A monitoring mechanism to improve the family court’s response to domestic abuse will be piloted next spring, the domestic abuse commissioner and victims commissioner have revealed.
The monitoring mechanism was one of several recommendations made last year by a panel of experts tasked by the government to review how the family courts deal with risk of harm to children and parents in private law children cases involving domestic abuse and other serious offences.
The panel recommended that a national monitoring team should be established within the office of the Domestic Abuse Commissioner to maintain oversight of and report regularly on the family courts’ performance in protecting children and victims from domestic abuse and other risks of harm in private law children’s proceedings.
Today, the commissioners published a report detailing the vision and aims of the new mechanism.
The report states that the findings from the mechanism will help to ensure the family justice system has a culture of safety and protection from harm, where: children's needs and the impact of domesic abuse are central considerations; survivors feel able to raise domestic abuse; and children and domestic abuse survivors feel listened to and respected.
Aims include increasing transparency and accountability within the family court on how domestic abuse allegations are treated during the court process.
The pilot, which will begin next spring, comprises two parts. A scoping exercise will be conducted to assess what data can be currently collected from various bodies such as HM Courts & Tribunals Service, Cafcass, Ministry of Justice and Legal Aid Agency. There will also be a ‘mixed methods monitoring pilot' across three court areas, culminating in a report after one year to include the design of a framework for longer-term monitoring nationally.

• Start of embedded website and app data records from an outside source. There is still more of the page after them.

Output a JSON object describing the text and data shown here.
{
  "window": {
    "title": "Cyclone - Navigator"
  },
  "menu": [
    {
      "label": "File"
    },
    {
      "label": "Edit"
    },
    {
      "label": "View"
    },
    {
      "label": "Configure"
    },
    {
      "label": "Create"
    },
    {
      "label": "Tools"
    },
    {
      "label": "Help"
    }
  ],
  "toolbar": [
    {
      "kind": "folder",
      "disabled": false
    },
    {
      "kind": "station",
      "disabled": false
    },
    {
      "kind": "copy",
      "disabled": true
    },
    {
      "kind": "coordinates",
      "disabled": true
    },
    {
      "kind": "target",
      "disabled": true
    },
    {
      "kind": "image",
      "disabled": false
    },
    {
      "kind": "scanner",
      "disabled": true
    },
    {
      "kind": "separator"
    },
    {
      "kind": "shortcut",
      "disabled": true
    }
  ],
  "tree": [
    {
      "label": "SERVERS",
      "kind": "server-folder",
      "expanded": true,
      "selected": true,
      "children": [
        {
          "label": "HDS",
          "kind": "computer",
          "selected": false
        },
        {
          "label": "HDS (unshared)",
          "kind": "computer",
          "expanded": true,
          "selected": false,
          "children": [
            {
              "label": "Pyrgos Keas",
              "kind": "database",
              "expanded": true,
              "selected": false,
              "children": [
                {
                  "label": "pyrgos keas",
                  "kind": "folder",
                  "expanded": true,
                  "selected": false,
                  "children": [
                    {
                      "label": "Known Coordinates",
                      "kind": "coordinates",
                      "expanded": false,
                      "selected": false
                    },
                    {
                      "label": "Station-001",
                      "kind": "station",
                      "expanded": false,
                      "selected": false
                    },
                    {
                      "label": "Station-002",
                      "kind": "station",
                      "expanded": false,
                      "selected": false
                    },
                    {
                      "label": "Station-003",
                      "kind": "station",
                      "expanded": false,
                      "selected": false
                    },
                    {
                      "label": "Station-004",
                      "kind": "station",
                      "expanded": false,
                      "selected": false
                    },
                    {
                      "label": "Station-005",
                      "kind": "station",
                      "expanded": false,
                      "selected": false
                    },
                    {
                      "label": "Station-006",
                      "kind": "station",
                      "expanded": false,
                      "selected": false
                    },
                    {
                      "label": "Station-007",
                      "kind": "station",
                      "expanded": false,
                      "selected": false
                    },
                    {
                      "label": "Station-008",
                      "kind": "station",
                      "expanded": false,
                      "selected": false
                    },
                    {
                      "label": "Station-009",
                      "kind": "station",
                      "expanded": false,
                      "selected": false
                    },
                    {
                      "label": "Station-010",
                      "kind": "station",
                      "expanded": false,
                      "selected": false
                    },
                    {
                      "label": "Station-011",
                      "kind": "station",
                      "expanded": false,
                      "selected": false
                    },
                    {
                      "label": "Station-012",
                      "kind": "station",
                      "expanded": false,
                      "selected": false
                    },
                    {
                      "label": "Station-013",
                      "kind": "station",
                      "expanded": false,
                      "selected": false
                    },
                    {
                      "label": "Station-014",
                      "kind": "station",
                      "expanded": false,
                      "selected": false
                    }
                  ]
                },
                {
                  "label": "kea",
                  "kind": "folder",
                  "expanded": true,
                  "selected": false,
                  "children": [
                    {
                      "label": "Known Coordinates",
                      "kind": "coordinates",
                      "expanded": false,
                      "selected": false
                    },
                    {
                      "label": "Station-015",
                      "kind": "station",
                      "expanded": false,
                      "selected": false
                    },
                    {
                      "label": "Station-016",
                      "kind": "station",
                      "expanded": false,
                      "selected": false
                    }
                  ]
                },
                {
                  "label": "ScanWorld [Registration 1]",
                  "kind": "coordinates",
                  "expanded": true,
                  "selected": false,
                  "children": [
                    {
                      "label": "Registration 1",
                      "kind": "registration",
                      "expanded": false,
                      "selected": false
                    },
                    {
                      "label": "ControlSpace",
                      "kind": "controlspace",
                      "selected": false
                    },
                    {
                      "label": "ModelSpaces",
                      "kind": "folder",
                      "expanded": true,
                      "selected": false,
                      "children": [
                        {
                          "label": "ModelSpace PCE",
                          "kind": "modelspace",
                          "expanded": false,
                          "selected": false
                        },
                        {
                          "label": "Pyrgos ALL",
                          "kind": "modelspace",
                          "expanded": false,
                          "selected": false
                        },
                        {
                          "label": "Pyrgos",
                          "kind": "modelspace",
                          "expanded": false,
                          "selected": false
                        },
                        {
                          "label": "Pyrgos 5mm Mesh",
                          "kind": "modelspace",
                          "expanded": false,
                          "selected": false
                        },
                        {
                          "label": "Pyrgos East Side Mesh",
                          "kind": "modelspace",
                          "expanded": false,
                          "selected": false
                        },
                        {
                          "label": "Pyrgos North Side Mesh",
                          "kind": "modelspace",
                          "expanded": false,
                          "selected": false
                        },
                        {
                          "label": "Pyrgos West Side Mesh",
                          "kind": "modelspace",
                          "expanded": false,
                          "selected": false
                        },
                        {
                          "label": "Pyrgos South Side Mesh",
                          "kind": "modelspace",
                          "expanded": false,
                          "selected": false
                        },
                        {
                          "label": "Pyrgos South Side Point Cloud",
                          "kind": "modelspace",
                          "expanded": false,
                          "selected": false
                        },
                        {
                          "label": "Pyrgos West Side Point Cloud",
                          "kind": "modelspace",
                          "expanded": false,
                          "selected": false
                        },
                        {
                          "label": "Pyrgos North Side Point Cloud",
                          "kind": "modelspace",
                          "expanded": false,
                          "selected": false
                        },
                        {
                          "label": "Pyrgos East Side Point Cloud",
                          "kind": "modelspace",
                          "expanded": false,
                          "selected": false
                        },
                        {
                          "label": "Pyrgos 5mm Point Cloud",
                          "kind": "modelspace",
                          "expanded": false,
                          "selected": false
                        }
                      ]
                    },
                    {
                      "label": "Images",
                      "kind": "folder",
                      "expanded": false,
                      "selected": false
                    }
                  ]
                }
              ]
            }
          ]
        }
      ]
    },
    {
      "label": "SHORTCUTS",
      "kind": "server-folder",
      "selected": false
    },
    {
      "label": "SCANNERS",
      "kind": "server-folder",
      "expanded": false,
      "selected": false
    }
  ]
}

Priority monitoring areas include legal representation, pathways into court and how proceedings are conducted.